The results have created the remarkable possibility that Italy could find itself next week without a government or a pope.
That instability rippled across the Atlantic. As details of the election became clear through the day, the Dow Jones industrial average dropped more than 200 points, or about 1.5 percent, in a potent reminder of how sensitive markets remain to events in the euro zone. The currency region’s financial crisis has ebbed in recent months, but only on the assumption that political leaders would follow through on promised economic policies — something the Italian results may throw into doubt.
There was no clear victor in the election held Sunday and Monday. There were, however, losers. The left-leaning Democratic Party, led by Pier Luigi Bersani, a mild-mannered former industry minister, appeared likely to barely win the lower house of Parliament, but fell far short of expectations.
Bersani, 61, is weighed down with far-left partners such asNichi Vendola, a gay, ex-communist southern governor that the Italian press once dubbed “the white Obama.” Vendola once assessed himself to The Washington Post as “beloved.” He is less cherished by the potential partners Bersani needs to form a coalition, setting the stage for yet another collapse-prone Italian government.
“We have a problem of governability,” said the party’s spokesman, Roberto Seghetti. The banner headline on Il Messaggero on Tuesday read: “Ungovernability wins.”
The smallest electorate since World War II sent a clear message of dissatisfaction to the country’s caretaker prime minister, Mario Monti, who was advised by David Axelrod, top campaign strategist for President Obama.

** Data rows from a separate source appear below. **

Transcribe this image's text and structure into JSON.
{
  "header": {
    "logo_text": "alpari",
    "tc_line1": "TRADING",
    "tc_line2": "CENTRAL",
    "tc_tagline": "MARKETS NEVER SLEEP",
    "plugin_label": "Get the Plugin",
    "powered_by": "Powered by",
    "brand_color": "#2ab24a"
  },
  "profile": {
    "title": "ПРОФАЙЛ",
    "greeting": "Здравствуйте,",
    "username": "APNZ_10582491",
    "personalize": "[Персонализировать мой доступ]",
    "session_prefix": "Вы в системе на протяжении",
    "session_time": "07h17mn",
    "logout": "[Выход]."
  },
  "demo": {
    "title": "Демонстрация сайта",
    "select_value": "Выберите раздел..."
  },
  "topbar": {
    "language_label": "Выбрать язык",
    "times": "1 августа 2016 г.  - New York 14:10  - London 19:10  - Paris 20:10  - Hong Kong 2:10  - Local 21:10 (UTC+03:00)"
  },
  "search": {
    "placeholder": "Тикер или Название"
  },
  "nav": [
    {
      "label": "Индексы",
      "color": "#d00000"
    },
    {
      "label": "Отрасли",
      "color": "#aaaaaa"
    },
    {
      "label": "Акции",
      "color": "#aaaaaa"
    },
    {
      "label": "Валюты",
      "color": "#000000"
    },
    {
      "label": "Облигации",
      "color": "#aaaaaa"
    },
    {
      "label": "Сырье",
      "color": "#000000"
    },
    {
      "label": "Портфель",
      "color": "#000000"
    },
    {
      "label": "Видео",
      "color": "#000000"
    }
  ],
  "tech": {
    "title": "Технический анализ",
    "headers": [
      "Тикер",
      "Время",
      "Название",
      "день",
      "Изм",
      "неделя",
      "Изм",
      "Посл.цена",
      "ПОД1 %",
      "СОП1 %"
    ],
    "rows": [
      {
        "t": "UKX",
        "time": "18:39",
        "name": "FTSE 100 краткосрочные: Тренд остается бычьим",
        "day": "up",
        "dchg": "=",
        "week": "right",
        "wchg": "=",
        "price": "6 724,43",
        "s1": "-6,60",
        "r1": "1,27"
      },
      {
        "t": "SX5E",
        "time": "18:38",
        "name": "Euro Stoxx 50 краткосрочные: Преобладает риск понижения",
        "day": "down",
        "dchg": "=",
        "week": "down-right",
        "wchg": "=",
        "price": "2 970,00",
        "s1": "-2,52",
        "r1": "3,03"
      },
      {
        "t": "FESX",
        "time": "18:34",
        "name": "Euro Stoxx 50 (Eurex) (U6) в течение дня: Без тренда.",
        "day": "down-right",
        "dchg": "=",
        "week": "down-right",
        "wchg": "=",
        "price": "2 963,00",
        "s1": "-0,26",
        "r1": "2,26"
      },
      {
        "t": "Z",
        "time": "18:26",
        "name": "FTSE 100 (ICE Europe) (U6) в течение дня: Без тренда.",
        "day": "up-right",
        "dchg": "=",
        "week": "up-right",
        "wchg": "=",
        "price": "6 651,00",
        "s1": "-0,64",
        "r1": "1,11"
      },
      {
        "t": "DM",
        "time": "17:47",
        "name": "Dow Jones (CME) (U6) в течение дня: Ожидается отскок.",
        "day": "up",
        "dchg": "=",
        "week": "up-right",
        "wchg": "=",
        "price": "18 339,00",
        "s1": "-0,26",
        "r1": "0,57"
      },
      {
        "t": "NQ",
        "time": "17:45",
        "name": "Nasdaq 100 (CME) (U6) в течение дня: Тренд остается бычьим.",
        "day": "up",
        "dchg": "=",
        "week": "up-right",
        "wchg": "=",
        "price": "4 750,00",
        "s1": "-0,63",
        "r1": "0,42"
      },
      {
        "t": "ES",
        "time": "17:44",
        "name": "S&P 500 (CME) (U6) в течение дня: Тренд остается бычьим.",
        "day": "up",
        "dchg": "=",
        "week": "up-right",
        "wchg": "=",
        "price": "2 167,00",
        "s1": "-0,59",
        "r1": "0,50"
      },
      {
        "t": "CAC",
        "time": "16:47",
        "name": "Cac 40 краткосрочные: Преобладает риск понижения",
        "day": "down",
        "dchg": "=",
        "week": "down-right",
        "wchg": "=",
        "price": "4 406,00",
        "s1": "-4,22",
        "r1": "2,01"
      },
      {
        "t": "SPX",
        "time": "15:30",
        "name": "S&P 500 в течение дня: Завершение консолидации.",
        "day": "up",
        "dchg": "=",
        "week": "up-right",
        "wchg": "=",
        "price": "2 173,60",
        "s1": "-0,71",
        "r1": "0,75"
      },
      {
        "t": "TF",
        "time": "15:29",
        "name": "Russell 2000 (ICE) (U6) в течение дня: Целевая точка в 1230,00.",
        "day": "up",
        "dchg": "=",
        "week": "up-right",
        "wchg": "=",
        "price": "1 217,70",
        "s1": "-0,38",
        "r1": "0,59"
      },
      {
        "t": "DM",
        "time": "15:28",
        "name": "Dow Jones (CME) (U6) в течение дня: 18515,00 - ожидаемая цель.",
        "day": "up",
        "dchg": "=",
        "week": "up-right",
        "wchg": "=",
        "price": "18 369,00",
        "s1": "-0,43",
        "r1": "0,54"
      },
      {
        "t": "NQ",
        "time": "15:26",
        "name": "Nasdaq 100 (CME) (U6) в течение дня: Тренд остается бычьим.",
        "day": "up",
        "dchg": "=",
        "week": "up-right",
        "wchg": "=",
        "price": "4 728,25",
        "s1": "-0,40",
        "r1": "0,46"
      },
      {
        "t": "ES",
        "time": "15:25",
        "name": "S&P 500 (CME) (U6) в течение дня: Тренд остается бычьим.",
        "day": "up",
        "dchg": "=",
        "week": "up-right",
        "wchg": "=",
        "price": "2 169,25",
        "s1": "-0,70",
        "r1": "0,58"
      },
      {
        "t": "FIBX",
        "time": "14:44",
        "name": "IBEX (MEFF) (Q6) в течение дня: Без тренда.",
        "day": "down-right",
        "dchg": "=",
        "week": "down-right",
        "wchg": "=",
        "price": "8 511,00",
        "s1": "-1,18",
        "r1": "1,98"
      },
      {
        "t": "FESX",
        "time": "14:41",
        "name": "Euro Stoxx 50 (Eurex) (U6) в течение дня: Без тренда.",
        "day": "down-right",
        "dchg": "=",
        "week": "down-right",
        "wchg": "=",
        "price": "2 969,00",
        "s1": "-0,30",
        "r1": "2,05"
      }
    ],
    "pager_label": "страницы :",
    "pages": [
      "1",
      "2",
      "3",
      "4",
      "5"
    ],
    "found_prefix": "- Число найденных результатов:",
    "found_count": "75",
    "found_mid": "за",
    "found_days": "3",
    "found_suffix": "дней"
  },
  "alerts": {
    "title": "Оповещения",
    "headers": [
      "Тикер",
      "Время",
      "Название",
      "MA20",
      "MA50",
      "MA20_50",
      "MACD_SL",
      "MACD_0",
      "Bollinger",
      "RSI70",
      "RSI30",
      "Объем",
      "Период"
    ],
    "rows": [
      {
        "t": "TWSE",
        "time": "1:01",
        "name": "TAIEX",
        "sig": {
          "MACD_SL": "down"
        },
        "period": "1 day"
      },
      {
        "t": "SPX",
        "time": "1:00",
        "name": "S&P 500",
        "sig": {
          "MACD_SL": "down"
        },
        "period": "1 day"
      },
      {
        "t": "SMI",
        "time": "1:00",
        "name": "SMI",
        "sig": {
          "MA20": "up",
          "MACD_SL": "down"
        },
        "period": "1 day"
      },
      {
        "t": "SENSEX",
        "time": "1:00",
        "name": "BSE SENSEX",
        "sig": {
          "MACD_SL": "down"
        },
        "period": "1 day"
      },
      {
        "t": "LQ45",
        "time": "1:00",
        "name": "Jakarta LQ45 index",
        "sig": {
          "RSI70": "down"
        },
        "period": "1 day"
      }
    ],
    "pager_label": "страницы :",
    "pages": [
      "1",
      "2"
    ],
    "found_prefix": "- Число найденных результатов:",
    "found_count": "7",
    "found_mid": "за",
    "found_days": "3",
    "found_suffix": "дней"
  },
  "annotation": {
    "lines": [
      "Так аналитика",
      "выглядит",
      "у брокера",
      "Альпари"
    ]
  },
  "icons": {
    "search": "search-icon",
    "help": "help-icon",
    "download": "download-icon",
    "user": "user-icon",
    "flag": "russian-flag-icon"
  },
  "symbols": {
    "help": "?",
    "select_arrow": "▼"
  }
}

Monti, an international darling for his technical government’s emphasis on responsibility and personal austerity, proved a political flop at home and won less than 10 percent of the vote, dashing his hopes to finish a mission that counted Obama among its supporters.
Critics of Berlusconi were sure that the onetime cruise ship singer was gone from national politics for good. Berlusconi, whose last public appearances before the election included a favorable comparison between the Sicilian mafia and the Italian judicial system, had promised to forgive the building of illegal houses and personally pay about 4 billion euros worth of property taxes for Italian citizens. He also expertly benefited from the fragmentation of the Italian political universe.